[Interface dataset entries]
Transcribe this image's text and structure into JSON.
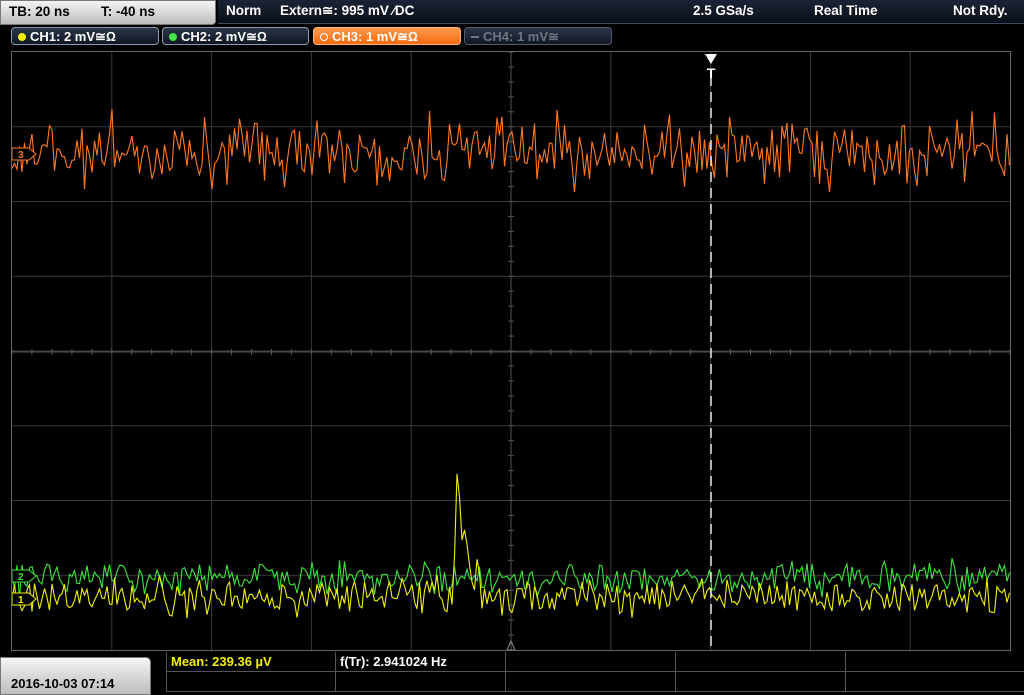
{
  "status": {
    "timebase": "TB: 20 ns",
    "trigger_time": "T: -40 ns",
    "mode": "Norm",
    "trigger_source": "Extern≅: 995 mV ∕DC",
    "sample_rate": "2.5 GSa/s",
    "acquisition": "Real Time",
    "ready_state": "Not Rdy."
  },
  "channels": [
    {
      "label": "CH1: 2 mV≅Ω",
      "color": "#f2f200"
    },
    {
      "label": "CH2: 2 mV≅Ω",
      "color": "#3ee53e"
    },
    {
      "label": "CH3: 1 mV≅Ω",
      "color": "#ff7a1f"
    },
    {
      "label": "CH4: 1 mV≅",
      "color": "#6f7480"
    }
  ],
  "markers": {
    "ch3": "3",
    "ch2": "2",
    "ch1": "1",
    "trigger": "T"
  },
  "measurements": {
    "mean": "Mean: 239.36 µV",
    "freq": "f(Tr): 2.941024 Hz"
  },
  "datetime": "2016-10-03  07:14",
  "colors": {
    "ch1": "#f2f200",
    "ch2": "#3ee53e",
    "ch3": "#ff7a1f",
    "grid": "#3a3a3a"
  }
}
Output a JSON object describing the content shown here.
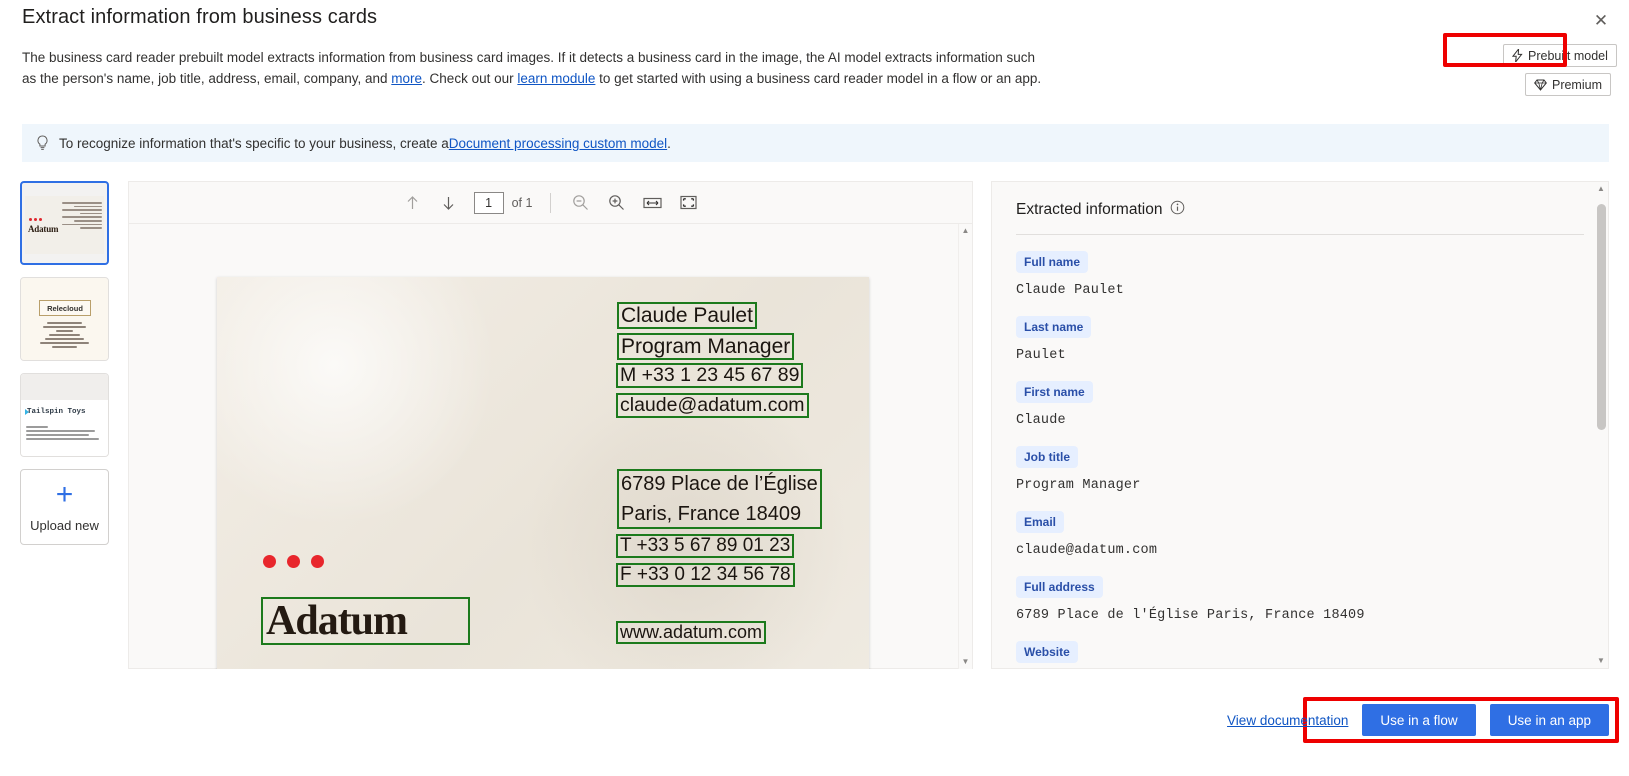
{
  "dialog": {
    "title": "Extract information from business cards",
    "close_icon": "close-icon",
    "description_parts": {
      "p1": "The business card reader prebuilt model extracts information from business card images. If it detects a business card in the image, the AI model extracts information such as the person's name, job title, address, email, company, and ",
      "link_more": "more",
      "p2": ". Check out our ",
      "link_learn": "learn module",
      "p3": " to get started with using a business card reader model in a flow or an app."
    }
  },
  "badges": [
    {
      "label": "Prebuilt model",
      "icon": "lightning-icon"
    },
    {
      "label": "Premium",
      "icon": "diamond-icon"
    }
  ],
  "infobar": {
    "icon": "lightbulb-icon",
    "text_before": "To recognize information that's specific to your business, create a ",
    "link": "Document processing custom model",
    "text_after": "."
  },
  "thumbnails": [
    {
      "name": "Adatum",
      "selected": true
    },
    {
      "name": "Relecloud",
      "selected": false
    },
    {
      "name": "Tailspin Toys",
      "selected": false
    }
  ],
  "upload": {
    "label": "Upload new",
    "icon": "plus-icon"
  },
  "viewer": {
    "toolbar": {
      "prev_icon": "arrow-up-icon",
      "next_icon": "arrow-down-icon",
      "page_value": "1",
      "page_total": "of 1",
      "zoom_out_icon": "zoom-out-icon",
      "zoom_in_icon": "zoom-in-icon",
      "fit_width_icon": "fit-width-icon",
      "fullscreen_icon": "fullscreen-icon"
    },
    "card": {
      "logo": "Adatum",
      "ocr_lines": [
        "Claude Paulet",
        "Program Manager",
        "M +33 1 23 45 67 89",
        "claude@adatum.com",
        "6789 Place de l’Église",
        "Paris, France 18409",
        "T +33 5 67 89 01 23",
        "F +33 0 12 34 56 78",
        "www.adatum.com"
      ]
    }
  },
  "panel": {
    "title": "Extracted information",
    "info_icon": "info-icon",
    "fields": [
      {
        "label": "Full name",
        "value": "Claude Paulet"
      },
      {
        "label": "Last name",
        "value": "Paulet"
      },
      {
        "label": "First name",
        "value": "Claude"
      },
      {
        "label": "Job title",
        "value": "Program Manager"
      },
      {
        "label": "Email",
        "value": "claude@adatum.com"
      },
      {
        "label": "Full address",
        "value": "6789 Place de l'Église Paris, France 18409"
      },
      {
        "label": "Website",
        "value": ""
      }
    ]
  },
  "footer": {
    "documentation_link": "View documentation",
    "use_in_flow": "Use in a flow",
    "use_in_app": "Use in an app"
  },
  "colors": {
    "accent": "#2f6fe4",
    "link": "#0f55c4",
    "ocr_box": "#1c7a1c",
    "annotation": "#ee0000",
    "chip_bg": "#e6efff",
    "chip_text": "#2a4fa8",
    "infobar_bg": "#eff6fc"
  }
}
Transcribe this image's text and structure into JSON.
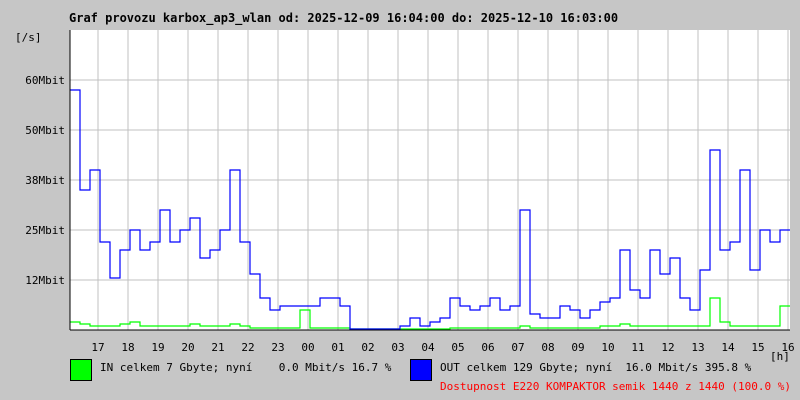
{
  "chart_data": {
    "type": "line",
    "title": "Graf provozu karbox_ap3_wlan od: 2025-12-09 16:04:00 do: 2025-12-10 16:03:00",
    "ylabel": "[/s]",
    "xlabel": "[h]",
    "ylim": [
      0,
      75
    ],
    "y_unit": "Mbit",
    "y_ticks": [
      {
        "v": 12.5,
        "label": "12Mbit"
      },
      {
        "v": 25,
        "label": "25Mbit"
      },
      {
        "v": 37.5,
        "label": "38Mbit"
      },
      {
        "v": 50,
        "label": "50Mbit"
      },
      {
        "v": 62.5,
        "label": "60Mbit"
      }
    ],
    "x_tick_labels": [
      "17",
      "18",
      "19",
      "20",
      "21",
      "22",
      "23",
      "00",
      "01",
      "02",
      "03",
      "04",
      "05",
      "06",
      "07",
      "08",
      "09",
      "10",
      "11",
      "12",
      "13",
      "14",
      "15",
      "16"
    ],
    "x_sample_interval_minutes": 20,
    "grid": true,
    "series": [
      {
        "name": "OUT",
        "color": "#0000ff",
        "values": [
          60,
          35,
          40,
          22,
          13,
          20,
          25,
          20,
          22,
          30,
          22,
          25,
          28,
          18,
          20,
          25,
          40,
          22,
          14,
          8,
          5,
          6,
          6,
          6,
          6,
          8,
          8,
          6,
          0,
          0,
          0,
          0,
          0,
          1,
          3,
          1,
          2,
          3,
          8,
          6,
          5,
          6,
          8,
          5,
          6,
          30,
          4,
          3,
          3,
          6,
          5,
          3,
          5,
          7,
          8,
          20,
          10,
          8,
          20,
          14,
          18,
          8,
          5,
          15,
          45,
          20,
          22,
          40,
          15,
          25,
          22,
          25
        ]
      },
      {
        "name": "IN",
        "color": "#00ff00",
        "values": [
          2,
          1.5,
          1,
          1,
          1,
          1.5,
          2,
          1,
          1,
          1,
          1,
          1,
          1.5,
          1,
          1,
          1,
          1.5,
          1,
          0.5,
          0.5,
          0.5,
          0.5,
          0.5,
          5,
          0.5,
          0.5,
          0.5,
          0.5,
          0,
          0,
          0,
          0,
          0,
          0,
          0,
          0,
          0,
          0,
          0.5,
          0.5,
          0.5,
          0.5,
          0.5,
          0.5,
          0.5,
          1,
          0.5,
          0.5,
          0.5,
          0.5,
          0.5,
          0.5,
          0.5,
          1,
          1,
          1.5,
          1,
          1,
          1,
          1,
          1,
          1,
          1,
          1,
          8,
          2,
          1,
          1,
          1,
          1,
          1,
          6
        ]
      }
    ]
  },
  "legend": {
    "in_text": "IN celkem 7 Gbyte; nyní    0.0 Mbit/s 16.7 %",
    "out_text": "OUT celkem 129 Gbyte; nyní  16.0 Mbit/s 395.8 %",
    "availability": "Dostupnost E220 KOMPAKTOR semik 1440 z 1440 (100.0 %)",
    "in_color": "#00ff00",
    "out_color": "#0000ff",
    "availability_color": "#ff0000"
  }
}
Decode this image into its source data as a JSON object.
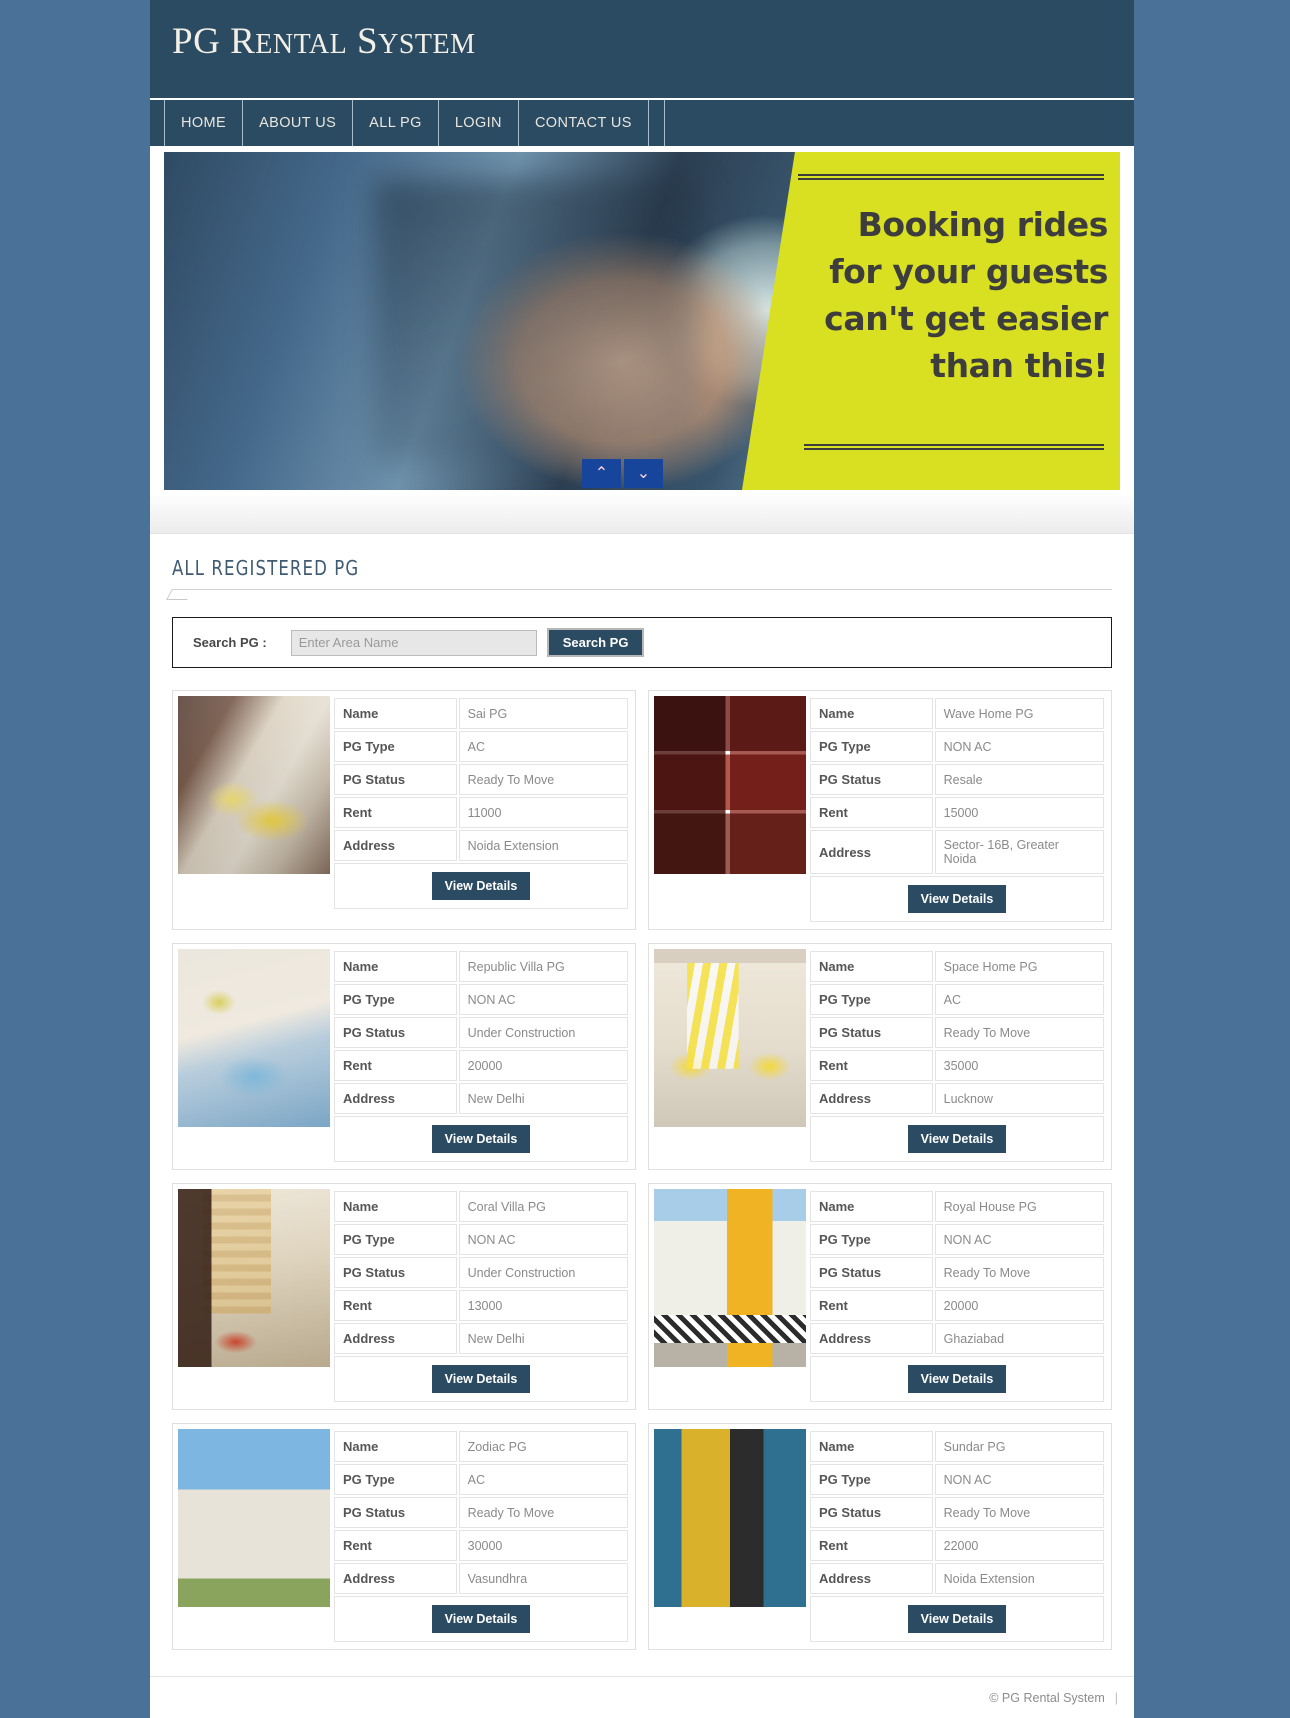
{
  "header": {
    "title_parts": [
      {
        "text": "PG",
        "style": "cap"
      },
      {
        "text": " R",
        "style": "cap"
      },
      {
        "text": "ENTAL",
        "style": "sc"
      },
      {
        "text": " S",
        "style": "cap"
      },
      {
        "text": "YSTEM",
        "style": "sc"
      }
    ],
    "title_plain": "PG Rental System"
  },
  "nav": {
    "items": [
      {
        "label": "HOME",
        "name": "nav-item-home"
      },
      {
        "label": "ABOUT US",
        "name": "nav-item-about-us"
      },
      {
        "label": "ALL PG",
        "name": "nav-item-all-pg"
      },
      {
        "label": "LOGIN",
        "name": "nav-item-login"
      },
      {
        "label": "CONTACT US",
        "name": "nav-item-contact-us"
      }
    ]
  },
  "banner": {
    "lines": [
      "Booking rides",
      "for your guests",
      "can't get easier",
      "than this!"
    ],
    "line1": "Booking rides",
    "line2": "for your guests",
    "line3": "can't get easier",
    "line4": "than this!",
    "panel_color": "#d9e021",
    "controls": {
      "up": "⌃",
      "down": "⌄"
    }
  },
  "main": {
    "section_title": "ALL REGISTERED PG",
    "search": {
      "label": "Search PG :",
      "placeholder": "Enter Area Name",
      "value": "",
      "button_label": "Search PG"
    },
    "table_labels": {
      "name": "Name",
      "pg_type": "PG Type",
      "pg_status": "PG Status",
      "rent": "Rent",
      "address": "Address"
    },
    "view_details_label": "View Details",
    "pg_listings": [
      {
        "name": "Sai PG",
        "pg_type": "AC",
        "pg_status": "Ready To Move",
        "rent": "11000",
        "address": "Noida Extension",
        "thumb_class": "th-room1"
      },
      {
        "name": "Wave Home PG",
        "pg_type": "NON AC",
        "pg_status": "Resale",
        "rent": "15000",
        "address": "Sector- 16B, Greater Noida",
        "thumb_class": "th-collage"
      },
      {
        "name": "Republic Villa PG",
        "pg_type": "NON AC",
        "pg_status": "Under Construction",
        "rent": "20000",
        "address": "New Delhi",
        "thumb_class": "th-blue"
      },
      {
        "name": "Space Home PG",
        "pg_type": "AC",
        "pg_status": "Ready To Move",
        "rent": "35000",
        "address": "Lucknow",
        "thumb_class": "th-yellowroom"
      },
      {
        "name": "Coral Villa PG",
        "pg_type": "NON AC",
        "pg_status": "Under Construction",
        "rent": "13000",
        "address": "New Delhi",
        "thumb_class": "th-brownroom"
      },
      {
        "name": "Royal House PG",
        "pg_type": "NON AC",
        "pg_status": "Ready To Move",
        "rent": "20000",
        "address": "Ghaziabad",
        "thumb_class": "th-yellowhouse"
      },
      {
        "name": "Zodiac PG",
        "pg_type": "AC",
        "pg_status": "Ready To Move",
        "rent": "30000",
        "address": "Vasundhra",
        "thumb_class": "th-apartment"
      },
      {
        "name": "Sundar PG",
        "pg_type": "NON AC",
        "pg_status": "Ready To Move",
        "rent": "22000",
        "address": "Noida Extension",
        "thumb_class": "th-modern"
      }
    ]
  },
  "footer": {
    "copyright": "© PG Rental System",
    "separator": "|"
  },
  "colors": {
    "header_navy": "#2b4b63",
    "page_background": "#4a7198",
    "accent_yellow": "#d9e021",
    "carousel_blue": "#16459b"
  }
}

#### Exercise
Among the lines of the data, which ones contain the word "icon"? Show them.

#### The completed task
    "close_icon": "close-icon",
      "icon": "lightning-icon"
      "icon": "diamond-icon"
    "icon": "lightbulb-icon",
    "icon": "plus-icon"
      "prev_icon": "arrow-up-icon",
      "next_icon": "arrow-down-icon",
      "zoom_out_icon": "zoom-out-icon",
      "zoom_in_icon": "zoom-in-icon",
      "fit_width_icon": "fit-width-icon",
      "fullscreen_icon": "fullscreen-icon"
    "info_icon": "info-icon",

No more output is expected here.